eclipse_install_installer

Eclipse is a big program, and you should consider looking at the online documentation. Here are a few concepts to get you started:

  1. There are a lot of things going on in the main Eclipse window.  Editors appear in the middle of the window.  This is where you modify code. The tabbed panels surrounding the editors are called Views. Views give you information about your whole project and allow you perform important actions, such as build and deploy code.  There are more views available than are currently displayed, and you can add them from the Window > Show View menu.
    For now, important views to know about include:

    1. The Package Explorer view on the left side shows all available projects.  From here you can open projects and then drill down to find files which can then be edited.
    2. The Outline view on the right side shows a table of contents of any file you are editing.
    3. The Problems view on the bottom shows things that are wrong with your code.  If there is a compile error in the code, you will see it here.
  2. The Preferences dialog allows you to change some Eclipse configurations.  On Macintoshes this can be opened from the Eclipse menu.  On all other computers it is under the Windows menu.
    Also, right-clicking on any project within the Package Explorer view will let you open the Properties dialog for that project.  The project Properties dialog lets you reconfigure the project.
  3. You can extend the functionality of Eclipse by adding plugins.  Plugins are managed from the Help menu, starting with the menu items for “Install New Software…” and “Eclipse Marketplace…”

eclipse_install_eclipse

Once Eclipse starts up, you should verify that it will be using your preferred Java installation. Open the Preferences dialog and then click on “Java” and then “Installed JREs”.  Make sure that your preferred JDK installation is present and is checked.

eclipse_install_jre.png

Step 2: Install the Gradle plugin

Now we’ll want to install a plugin to Eclipse that makes it easier to build and deploy your robot programs.  Click on the Help menu and select “Eclipse Marketplace…”  In the dialog’s find box, type “Buildship Gradle”.  Click the Install button for the Gradle plugin.  Eclipse will need to restart to complete installation.

eclipse_install_plugin

After the restart, open the Eclipse Preferences dialog and click on the “Gradle” item.  Make sure that “Gradle wrapper” is selected.  Apply and close.

Click on the Window menu and select “Show View…” and “Other…”.  Find the “Gradle” item and select “Gradle Tasks”.   The Gradle Tasks view is where you will build and deploy your robot programs.

Step 3: Build a simple project

Creating  new robot programs in Eclipse is a lesson I’ll defer to another tutorial.  For now, you can download an existing project and verify that Eclipse can build robot programs.

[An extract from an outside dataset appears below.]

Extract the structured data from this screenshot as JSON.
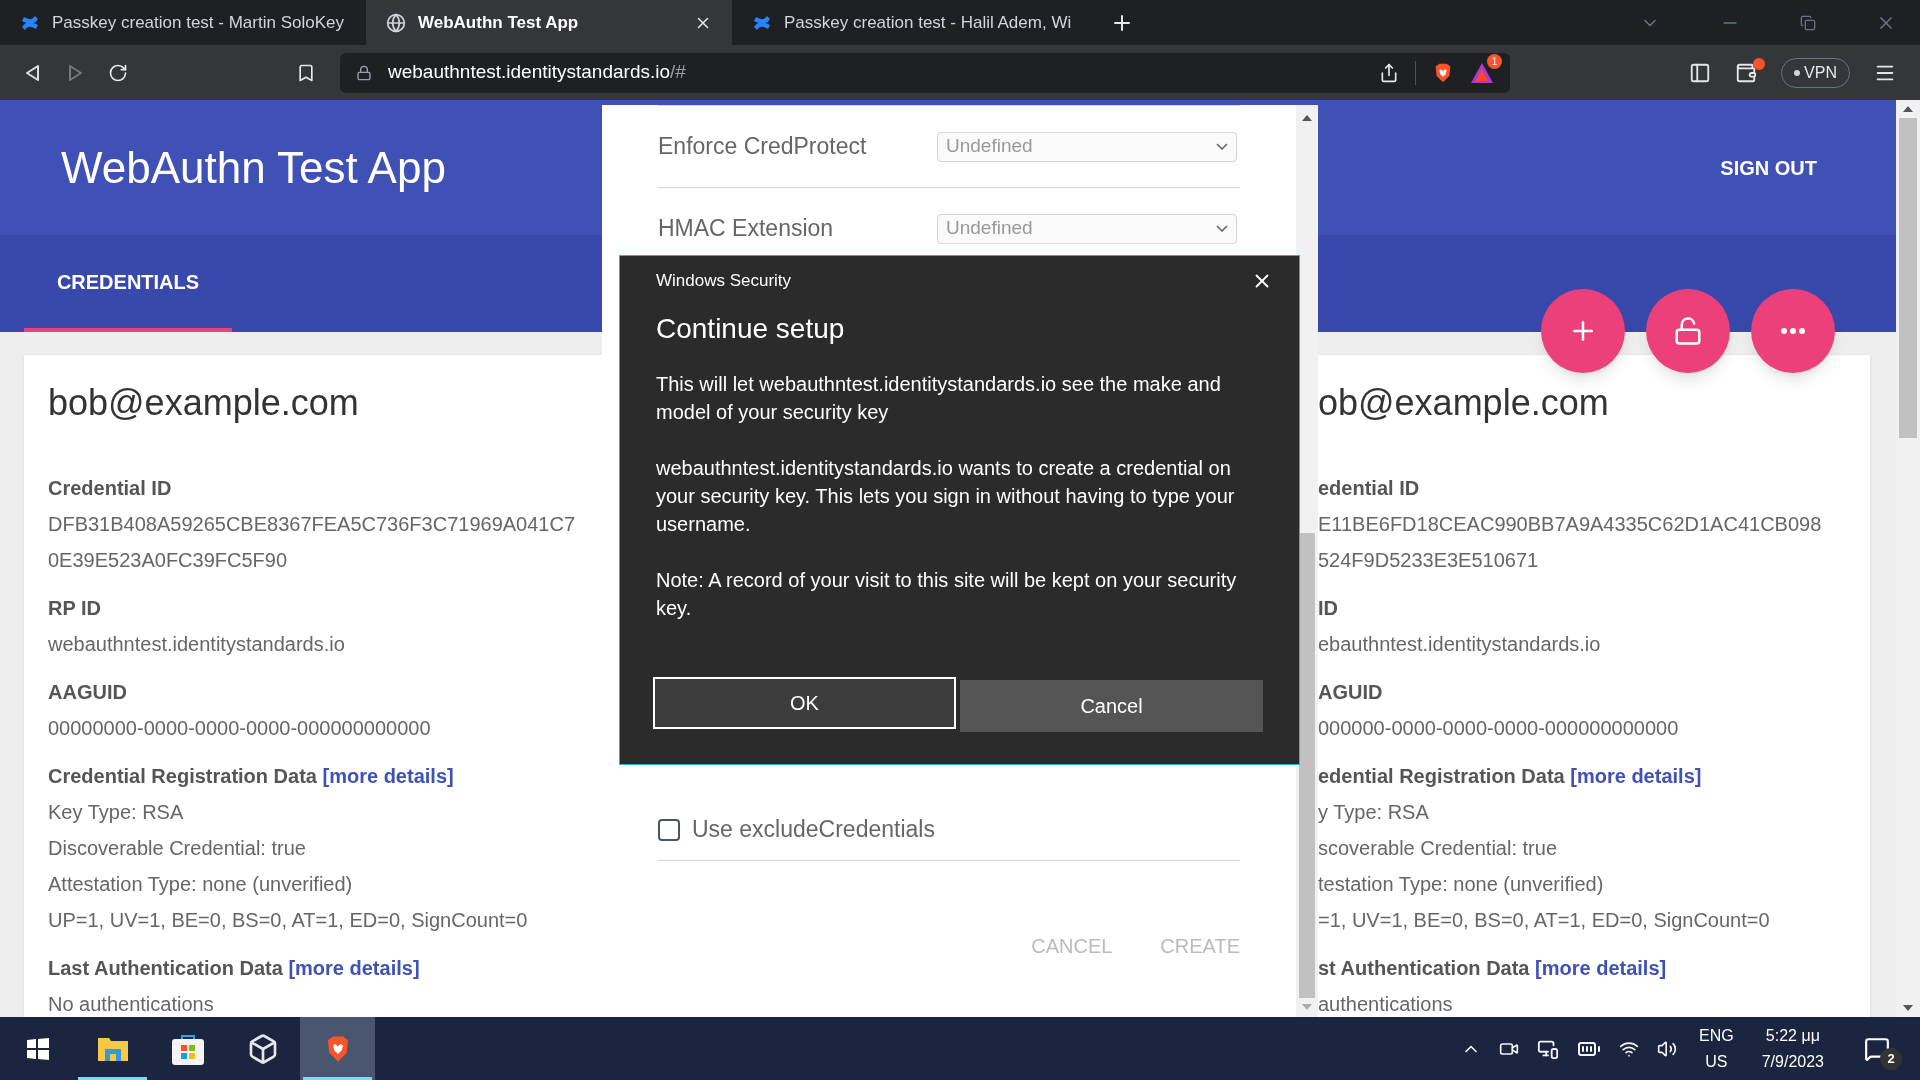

  1. Go to https://github.com/firebears-frc/testrobot0/releases/ and download testrobot0.zip . Uncompress this ZIP file onto your laptop, probably in your Documents folder.
  2. From the File menu, select Import…
  3. In the Import dialog select General and then Existing Projects.  Select your new testrobot0 directory as the root.  Hit the Finish button.  This will create a new testrobot0 project in your Package Explorer.
  4. You should also see testrobot0 in your Gradle Tasks view.  Open this item and then open “build”.  Double-click on the “assemble” task.  This should successfully compile the program.
  5. Under embeddedtools, double-click on the “deploy” task to deploy the program to your robot.  This will fail if you aren’t connected to a roboRIO.  But, no harm will have been done.

Further Reading:

Leave a Reply

Fill in your details below or click an icon to log in:

WordPress.com Logo

You are commenting using your WordPress.com account. Log Out /  Change )

Google+ photo

You are commenting using your Google+ account. Log Out /  Change )

Twitter picture

You are commenting using your Twitter account. Log Out /  Change )

Facebook photo

You are commenting using your Facebook account. Log Out /  Change )

Connecting to %s